CHAPTER 5 CONCLUSION, RECOMMENDATION, LIMITATION & BIBLIOGRAPHY

CONCLUSIONS
Seemed like a really long period when I first began my Industrial Training but went by ever so quickly and have left me craving for much more. I would have to say that it is an absolutely fabulous part of the curriculum and perhaps will remain the most memorable one. As I got my first real experience of being a service personnel in the Company. Needless to say that this experience was a highly enriching and educative one as I went on from one department to another and met and got the opportunity to train under several highly respected senior professionals. I learnt that every individual is different and that every one has something unique to offer. I learnt that every job has its nuances and its value and that no job is superior to the other. I learnt that on needs to constantly improve and improvise. I learnt hat this is just the beginning of a long road ahead full of challenges. But I know that I will be able to run along because I have my foundations firmly built in. It is here that I got the opportunity to continuously introspect and improve as a budding professional and as a human being. I will always look back at the time spent here with fondness and with pride.

I cant thank all the people who have helped me in several different ways that will go a long way in facilitating the commencement of a wonderful journey.

RECOMMENDATIONS
FESPA Industry in India and across the globe needs to give a greater in-depth thought to branding their products and services to reap the benefits of changing customer needs. The FESPA Industry as a whole must understand the importance of Customer Satisfaction and Loyalty and make all efforts to retain customers. Innovation is also proposed as a key to success in the industry currently and also for the future as competition is growing rapidly. Emphasizing on areas like Semiotics would result in generating brand recognition and awareness. This would be a helpful tool inorder to impact the consumers mind. Media is the recommended channel through which the impact can be profound. Ensuring exceptional guest care by each and every employee should be the norm. To ensure this, flatter structures are recommended to stimulate communication process and close working as a team.

Staff levels must be offered better pay packages since they are the ones in direct contact with your customers. Competitive pay packages will also help in retention of staff and better services to the customers. Empower employees, encourage and -support them in their decisions to build confidence. This will lead to better customer service. Outsourcing options should be considered seriously, and in as many services as possible. This will definitely lower payroll costs and may also improve efficiency of operations.

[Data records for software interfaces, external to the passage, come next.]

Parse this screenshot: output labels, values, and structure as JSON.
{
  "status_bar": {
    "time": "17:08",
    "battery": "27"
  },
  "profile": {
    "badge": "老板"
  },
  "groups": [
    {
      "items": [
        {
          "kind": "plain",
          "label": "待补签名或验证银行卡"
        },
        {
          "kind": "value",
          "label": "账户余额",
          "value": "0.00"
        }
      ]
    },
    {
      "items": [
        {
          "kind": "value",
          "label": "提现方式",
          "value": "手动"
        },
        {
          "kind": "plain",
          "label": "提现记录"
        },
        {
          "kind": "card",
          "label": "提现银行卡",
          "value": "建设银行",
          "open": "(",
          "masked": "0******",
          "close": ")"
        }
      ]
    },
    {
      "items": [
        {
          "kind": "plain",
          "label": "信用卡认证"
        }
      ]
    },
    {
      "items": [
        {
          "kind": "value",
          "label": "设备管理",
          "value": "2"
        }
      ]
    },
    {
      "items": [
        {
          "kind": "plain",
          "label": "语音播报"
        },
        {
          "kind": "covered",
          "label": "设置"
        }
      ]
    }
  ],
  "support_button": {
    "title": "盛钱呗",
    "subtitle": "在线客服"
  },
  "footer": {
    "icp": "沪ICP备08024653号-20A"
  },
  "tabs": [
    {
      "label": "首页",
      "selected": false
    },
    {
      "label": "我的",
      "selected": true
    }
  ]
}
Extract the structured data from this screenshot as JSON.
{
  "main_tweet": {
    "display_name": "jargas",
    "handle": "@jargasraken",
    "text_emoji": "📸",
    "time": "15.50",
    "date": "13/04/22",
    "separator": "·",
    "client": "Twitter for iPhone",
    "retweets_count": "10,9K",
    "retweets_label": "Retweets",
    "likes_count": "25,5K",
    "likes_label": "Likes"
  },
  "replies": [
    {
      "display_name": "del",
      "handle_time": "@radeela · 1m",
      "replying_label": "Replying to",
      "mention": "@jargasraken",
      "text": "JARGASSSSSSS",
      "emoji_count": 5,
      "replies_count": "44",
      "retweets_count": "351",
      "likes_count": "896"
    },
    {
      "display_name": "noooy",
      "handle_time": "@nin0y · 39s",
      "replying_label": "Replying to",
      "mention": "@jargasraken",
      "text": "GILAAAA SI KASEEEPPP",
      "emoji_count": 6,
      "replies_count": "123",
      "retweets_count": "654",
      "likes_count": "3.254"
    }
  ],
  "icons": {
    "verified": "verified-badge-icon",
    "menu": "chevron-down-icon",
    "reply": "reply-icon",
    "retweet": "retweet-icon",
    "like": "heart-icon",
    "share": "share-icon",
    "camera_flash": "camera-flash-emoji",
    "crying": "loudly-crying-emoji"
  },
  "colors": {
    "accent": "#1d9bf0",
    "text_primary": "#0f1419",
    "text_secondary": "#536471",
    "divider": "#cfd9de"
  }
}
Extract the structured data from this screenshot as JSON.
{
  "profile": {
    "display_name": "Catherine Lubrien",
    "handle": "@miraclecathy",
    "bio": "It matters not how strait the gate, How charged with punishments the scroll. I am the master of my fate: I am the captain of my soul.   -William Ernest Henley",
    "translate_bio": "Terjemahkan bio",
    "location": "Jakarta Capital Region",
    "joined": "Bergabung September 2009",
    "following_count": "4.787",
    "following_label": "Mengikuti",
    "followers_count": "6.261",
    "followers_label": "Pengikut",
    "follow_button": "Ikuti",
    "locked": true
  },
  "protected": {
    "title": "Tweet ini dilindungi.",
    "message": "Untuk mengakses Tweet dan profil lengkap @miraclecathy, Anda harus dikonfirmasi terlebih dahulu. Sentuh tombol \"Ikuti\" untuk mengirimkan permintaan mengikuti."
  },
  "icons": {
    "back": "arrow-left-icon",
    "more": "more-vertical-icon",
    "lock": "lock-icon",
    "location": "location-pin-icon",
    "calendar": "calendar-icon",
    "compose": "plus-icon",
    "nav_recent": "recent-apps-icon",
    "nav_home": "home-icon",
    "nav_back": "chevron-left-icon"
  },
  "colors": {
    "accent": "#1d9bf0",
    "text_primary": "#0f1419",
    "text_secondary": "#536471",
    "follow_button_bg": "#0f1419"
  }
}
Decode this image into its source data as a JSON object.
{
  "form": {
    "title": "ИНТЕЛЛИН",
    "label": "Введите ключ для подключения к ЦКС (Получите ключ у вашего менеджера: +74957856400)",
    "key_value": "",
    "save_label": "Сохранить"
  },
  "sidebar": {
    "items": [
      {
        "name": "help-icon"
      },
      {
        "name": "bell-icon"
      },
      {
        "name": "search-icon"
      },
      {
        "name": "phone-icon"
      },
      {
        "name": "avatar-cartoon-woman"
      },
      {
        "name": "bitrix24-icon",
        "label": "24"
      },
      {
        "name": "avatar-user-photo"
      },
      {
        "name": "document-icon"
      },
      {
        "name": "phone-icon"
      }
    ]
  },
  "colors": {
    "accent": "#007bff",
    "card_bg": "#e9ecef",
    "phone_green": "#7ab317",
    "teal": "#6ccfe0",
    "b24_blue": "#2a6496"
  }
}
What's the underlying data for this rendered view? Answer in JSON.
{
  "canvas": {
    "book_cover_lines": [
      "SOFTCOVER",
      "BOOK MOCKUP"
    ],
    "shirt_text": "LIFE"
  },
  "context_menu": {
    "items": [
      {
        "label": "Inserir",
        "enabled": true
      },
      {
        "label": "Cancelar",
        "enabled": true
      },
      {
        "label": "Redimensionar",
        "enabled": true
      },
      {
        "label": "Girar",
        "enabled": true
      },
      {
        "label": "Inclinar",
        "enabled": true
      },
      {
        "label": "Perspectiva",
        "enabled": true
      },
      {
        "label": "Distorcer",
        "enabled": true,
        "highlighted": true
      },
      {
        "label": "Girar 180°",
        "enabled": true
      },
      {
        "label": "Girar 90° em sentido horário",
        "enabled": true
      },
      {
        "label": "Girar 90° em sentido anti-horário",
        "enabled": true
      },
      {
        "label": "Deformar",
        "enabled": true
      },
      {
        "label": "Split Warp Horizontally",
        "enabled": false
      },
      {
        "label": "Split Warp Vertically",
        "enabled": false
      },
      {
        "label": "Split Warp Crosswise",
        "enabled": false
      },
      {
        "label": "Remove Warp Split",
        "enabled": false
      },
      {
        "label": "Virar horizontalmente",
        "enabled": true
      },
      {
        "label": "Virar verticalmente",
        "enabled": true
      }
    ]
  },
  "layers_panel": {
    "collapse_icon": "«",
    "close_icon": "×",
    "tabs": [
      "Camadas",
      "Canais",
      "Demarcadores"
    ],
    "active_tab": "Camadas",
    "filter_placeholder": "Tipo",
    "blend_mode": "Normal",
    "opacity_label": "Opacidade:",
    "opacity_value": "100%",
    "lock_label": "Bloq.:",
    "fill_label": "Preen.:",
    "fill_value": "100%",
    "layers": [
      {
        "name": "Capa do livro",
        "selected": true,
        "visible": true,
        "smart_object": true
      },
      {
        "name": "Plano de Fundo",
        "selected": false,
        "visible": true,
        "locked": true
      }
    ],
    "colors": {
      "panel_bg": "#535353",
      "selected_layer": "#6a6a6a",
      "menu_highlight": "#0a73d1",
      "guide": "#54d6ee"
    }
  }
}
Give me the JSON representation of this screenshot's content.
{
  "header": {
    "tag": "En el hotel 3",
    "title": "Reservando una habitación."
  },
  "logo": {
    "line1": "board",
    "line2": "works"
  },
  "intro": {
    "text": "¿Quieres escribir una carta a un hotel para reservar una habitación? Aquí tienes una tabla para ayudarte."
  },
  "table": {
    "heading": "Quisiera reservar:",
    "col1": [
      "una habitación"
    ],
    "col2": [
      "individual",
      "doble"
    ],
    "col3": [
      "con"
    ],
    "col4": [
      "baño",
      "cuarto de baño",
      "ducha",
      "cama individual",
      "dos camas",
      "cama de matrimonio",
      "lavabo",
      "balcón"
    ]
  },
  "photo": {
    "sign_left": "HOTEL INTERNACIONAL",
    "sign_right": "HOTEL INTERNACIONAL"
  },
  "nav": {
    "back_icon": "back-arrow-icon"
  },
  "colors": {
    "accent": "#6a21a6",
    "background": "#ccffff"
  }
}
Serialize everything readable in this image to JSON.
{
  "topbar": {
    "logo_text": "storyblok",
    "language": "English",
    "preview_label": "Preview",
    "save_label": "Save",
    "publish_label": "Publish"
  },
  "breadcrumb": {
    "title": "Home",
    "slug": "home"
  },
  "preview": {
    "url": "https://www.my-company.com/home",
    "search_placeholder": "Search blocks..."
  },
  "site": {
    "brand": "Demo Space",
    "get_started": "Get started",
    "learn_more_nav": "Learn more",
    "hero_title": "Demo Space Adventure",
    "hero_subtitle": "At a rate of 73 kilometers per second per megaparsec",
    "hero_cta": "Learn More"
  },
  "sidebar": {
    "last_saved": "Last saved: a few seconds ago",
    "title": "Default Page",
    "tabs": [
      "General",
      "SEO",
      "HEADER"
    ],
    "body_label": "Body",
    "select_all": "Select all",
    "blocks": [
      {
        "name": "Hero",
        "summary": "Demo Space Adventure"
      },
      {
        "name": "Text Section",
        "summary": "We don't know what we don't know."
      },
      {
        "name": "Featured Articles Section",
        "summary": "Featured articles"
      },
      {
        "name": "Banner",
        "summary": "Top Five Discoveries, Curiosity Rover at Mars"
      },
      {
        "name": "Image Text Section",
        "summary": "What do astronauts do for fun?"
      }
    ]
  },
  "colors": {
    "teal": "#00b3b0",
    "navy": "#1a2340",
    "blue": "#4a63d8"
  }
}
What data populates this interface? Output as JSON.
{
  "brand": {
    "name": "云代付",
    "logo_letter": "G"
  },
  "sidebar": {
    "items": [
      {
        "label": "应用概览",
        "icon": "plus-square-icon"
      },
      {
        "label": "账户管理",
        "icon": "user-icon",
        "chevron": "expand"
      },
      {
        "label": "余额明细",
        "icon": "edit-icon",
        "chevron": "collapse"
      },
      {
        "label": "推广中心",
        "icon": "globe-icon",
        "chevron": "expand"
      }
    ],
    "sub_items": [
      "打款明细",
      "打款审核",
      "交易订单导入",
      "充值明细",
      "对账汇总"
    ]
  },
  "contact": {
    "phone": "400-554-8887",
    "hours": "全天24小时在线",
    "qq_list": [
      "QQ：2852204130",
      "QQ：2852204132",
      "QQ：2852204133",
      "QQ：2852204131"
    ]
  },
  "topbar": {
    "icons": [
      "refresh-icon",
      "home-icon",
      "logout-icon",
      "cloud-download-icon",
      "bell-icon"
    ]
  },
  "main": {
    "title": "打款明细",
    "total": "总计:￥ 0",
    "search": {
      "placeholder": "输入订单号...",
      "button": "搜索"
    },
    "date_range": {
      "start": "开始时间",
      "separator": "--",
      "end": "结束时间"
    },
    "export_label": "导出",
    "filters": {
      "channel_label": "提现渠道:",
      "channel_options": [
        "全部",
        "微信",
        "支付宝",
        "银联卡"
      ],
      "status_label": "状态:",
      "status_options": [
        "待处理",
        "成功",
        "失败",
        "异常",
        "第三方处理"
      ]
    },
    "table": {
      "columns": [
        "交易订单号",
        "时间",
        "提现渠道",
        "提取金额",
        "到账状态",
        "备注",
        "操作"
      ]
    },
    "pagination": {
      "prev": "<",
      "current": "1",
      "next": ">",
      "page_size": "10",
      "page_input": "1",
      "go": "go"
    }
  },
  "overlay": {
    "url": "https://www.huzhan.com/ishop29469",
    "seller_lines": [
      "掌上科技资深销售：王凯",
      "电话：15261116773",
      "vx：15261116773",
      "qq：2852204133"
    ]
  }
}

LIMITATIONS
The dissertation is based on the use of secondary data. It gives us a birds eye view of the FESPA Industry and thus cannot be generalized for the overall benefits of Branding on the Industry. Time was a biggest constraint but all efforts were made by me to collect all the relevant information for the dissertation.

BIBLIOGRAPHY INTERNET

www.servintoline.com www.fespa.com www.fespaindia.com www.fespadigital.com

OTHER
Claus, R. J. and Claus K.E., A Brief History of the Sign Industry. In Claus, R. J. and Claus, K.E., Handbook of Signage and Sign Legislation. Palo Alto: Signage Research International, 1975. Chapter 2. Commonwealth Edison Company. Electric Signs. Chicago, Illinois: Commonwealth Edison Co. no date (circa 1905). Delderfield, E.R., British Inn Signs and Their Stories. Devon, England: David & Charles, 1972. Gilchrist, J.M., The First Fifty Years. Chicago: Federal Enterprises Inc. (now Federal Sign), 1951. Simpson, T.W. The "Reason Why" of Electrical Advertising. San Francisco: Federal Electric, May 25, 1920.

Related Interests